> [WHAT YOU WILL DO]: Count how many lines of the data include the string "JSON", then say that number and stop.

> [WORKING DATA]:
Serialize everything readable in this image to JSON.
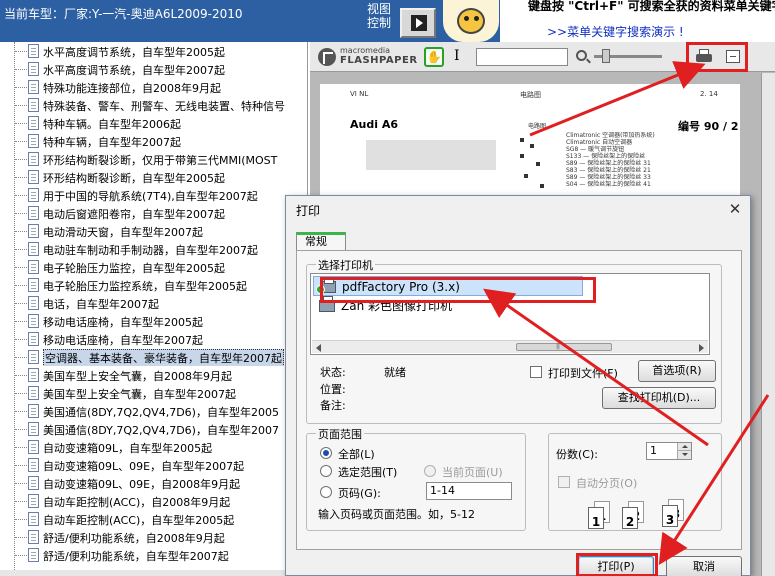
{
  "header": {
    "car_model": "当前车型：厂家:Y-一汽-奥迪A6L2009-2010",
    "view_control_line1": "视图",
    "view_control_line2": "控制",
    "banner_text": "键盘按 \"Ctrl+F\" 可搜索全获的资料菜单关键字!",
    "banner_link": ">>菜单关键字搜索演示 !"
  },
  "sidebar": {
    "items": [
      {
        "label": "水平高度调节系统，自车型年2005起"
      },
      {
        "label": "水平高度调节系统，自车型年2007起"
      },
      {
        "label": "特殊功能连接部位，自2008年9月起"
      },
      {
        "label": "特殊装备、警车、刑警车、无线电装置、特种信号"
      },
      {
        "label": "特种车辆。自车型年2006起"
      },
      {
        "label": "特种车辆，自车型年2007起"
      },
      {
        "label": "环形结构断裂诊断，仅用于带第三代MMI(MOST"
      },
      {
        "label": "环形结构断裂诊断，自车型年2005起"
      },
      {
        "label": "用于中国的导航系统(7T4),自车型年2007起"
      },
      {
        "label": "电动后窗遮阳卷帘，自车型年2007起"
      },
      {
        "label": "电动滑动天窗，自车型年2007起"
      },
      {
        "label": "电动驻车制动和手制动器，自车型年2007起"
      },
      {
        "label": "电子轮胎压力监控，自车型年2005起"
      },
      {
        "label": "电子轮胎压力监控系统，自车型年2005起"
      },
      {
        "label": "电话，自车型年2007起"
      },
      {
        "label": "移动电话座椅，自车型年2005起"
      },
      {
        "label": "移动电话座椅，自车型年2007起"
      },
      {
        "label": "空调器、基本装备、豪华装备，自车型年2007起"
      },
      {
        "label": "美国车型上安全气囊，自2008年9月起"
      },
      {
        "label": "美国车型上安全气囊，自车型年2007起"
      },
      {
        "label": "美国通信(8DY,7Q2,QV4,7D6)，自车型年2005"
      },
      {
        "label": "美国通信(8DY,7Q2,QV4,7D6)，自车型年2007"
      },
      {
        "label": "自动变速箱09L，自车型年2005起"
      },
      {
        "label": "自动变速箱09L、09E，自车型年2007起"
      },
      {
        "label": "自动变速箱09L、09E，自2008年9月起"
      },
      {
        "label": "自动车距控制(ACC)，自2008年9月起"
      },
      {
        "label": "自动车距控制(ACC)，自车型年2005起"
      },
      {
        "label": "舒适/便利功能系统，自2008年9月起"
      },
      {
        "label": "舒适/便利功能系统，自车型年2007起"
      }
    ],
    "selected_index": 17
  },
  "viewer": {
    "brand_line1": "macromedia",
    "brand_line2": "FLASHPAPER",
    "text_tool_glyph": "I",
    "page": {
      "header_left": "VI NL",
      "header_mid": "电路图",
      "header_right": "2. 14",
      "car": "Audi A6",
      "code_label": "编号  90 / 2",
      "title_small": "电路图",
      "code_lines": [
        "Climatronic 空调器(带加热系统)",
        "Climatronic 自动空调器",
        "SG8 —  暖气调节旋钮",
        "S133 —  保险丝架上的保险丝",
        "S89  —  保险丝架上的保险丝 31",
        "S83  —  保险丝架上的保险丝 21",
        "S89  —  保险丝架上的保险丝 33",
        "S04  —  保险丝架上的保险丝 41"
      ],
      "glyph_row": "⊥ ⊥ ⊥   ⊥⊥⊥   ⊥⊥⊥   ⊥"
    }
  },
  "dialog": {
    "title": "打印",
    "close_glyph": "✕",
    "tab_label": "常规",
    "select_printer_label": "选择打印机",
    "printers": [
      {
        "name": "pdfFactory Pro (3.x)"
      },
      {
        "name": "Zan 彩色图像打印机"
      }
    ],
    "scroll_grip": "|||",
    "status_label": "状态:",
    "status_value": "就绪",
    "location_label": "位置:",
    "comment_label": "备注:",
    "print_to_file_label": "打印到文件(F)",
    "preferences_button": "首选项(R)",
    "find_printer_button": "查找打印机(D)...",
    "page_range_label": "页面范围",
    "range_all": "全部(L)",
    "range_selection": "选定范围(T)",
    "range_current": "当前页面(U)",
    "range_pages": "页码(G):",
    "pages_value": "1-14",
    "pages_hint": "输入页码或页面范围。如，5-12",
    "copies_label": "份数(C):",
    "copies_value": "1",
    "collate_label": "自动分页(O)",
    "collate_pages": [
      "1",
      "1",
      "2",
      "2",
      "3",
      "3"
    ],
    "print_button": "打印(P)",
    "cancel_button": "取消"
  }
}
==
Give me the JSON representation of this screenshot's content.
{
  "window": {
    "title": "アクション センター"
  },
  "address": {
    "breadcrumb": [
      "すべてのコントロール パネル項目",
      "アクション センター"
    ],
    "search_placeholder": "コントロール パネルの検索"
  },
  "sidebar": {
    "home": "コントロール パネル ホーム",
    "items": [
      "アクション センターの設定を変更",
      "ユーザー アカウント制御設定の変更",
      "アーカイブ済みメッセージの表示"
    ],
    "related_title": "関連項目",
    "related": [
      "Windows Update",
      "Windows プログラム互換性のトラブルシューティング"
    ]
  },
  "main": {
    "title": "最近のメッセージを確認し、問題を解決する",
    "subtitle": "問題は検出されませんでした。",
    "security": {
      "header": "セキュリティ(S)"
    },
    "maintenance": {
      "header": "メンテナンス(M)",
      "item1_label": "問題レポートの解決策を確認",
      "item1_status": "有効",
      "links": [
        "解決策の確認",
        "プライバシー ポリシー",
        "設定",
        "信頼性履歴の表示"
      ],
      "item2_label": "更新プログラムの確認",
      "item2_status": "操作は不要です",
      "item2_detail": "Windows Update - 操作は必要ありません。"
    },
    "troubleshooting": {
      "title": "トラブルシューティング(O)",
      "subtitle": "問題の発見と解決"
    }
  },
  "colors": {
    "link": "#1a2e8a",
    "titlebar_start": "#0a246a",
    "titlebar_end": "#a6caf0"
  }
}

> [ANSWER SECTION]: 2